Perthshire’s Scone Palace looks set to become a leading music venue following the success of BBC’s Biggest Weekend.
Some 20,000 people descended on the estate for the two-day festival, sparking calls for more events in future.
World-famous acts including Noel Gallagher’s High Flying Birds, Simple Minds, Emeli Sandé and Amy Macdonald wowed the crowds on Saturday, following Radio Three’s classical and jazz showcase on Friday.
A delighted Stephen Brannigan, head of house opening at Scone Palace, said: “I 100% want to see things like the Biggest Weekend happening more often in Perth.
“We had a debrief after the event last night and the response has been fantastic. Working in partnership with the BBC, the council and everyone else who was involved made it possible for us to hold such a fantastic event. We would like to work with them again for future events — that would be the dream scenario.
“We have shown we can accommodate an event of this scale so we will be looking to host more in future.”
Radio Two presenters Sara Cox and Ken Bruce hosted the festival on Saturday and both want to see smaller cities included in the festival circuit.
Sara said: “I know myself coming from Bolton that there’s nothing more annoying than listening to the radio and people are talking about festivals in London.
“When you’re in Perth, Dundee or Bolton you don’t give a monkey’s so it’s good to come to places like this because they’re so beautiful and fans get to enjoy the music.”
As well as soaking up the atmosphere at Scone, Glasgow-born Ken Bruce took the opportunity to enjoy Scotland’s national drink during a visit to Glenturret Distillery, near Crieff.
He said: “For us to do something like this is fantastic because it gives people who live in this part of the world something right on their doorstep.

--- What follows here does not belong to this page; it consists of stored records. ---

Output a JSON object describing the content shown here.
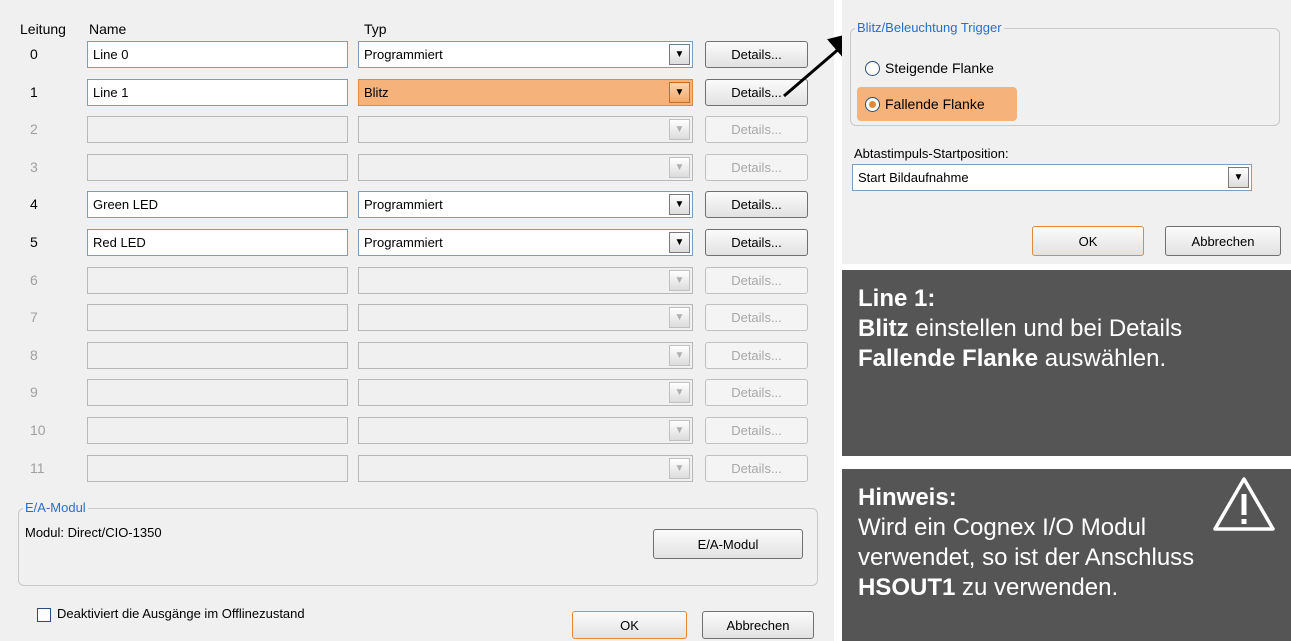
{
  "headers": {
    "line": "Leitung",
    "name": "Name",
    "type": "Typ"
  },
  "details_label": "Details...",
  "rows": [
    {
      "num": "0",
      "name": "Line 0",
      "type": "Programmiert"
    },
    {
      "num": "1",
      "name": "Line 1",
      "type": "Blitz"
    },
    {
      "num": "2",
      "name": "",
      "type": ""
    },
    {
      "num": "3",
      "name": "",
      "type": ""
    },
    {
      "num": "4",
      "name": "Green LED",
      "type": "Programmiert"
    },
    {
      "num": "5",
      "name": "Red LED",
      "type": "Programmiert"
    },
    {
      "num": "6",
      "name": "",
      "type": ""
    },
    {
      "num": "7",
      "name": "",
      "type": ""
    },
    {
      "num": "8",
      "name": "",
      "type": ""
    },
    {
      "num": "9",
      "name": "",
      "type": ""
    },
    {
      "num": "10",
      "name": "",
      "type": ""
    },
    {
      "num": "11",
      "name": "",
      "type": ""
    }
  ],
  "io_module": {
    "legend": "E/A-Modul",
    "module_text": "Modul: Direct/CIO-1350",
    "button": "E/A-Modul"
  },
  "offline_checkbox_label": "Deaktiviert die Ausgänge im Offlinezustand",
  "footer": {
    "ok": "OK",
    "cancel": "Abbrechen"
  },
  "details_dialog": {
    "group_title": "Blitz/Beleuchtung Trigger",
    "rising": "Steigende Flanke",
    "falling": "Fallende Flanke",
    "startpos_label": "Abtastimpuls-Startposition:",
    "startpos_value": "Start Bildaufnahme",
    "ok": "OK",
    "cancel": "Abbrechen"
  },
  "note1": {
    "line1": "Line 1:",
    "bold1": "Blitz",
    "text1": " einstellen und bei Details",
    "bold2": "Fallende Flanke",
    "text2": " auswählen."
  },
  "note2": {
    "title": "Hinweis:",
    "text_line1": "Wird ein Cognex I/O Modul",
    "text_line2": "verwendet, so ist der Anschluss",
    "bold": "HSOUT1",
    "text_line3": " zu verwenden."
  },
  "colors": {
    "highlight": "#f5b27a",
    "note_bg": "#555555",
    "legend": "#2a6ecc"
  }
}
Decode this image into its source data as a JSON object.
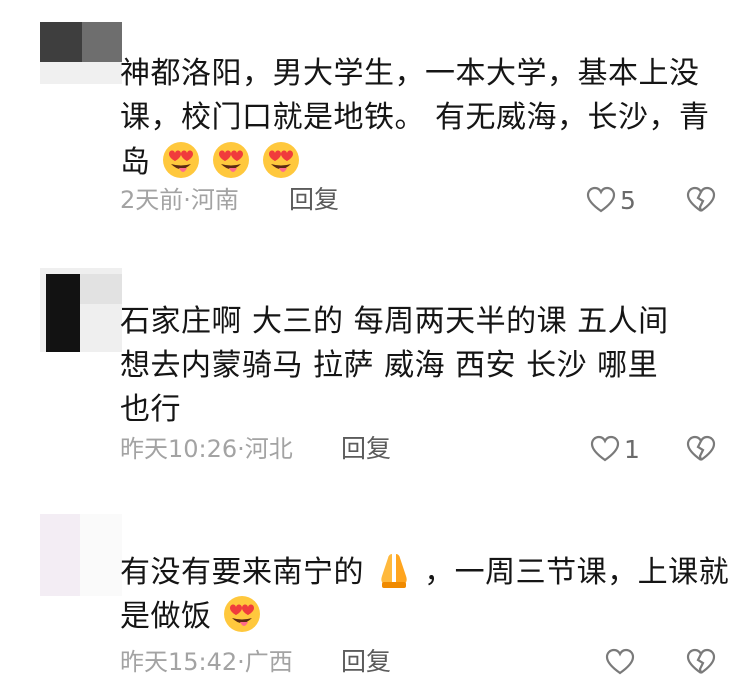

“The big cities attract big artists cause they have the biggest venues but that can mean a lot of expense for people who live in places like Perth when you consider the cost of the ticket, transport and hotel expenses.
“It’s really important for the BBC to put people over profit and hold festivals in smaller towns and cities.”
Gillian Croft, 33, from Auchterarder enjoyed the festival as an early celebration for her birthday on Monday.
She said: “It has been a great day and atmosphere and the weather has just been a bonus.
“I don’t go to a lot of music things any more since I had my wee ones so it’s great that they have brought the event to us.”
And sister Alison Croft, 30, took advantage of the event on the outskirts of her home village of Scone, to experience a festival for the first time.
“The music is good and the weather is great, what more can you ask for?. I’d like to go to more after being here,” she said.
Martin Loy, 28, from Scone, said: “I always went to T in the Park it was the best festival and I’ve really missed that so it’s good to have something back in the area.”
Scottish singer Amy Macdonald is hoping for a return of T in the Park, following its absence over the last two years.
The Perthshire festival did not go ahead last year following health and safety concerns after its move to Strathallan Castle in 2015.
But the Bishopbriggs-born star, who is engaged to St Johnstone football Richard Foster, would like to see a revival of Scotland’s showcase festival.
At BBC Biggest Weekend on Saturday, she said: “I still hold out hope that T in the Park will come back.
“I know it had a few teething problems moving to the new location but it was such a great festival so it’s great to have something back in this area, especially something so different.
“I was at T in the Park in 2006 and I said to my friend, ‘one day I’ll play at this’ and I did but I didn’t think it would be the very next year.”
Biggest Weekend was the first Scottish festival of the year for the Mr Rock and Roll singer, who loves coming back to Scotland to perform.
“My summer of festivals started in April, halfway up a mountain in Switzerland,” she said.
“It seems to get earlier every year but this is my first one back home in Scotland, which has also had the best weather – who’d have thought it?
“I get great support in Europe, especially places like Germany, but there is a bit more excitement coming home to do a gig.
“It’s fantastic to have things like this organised in places like Perth, especially taking part in them.”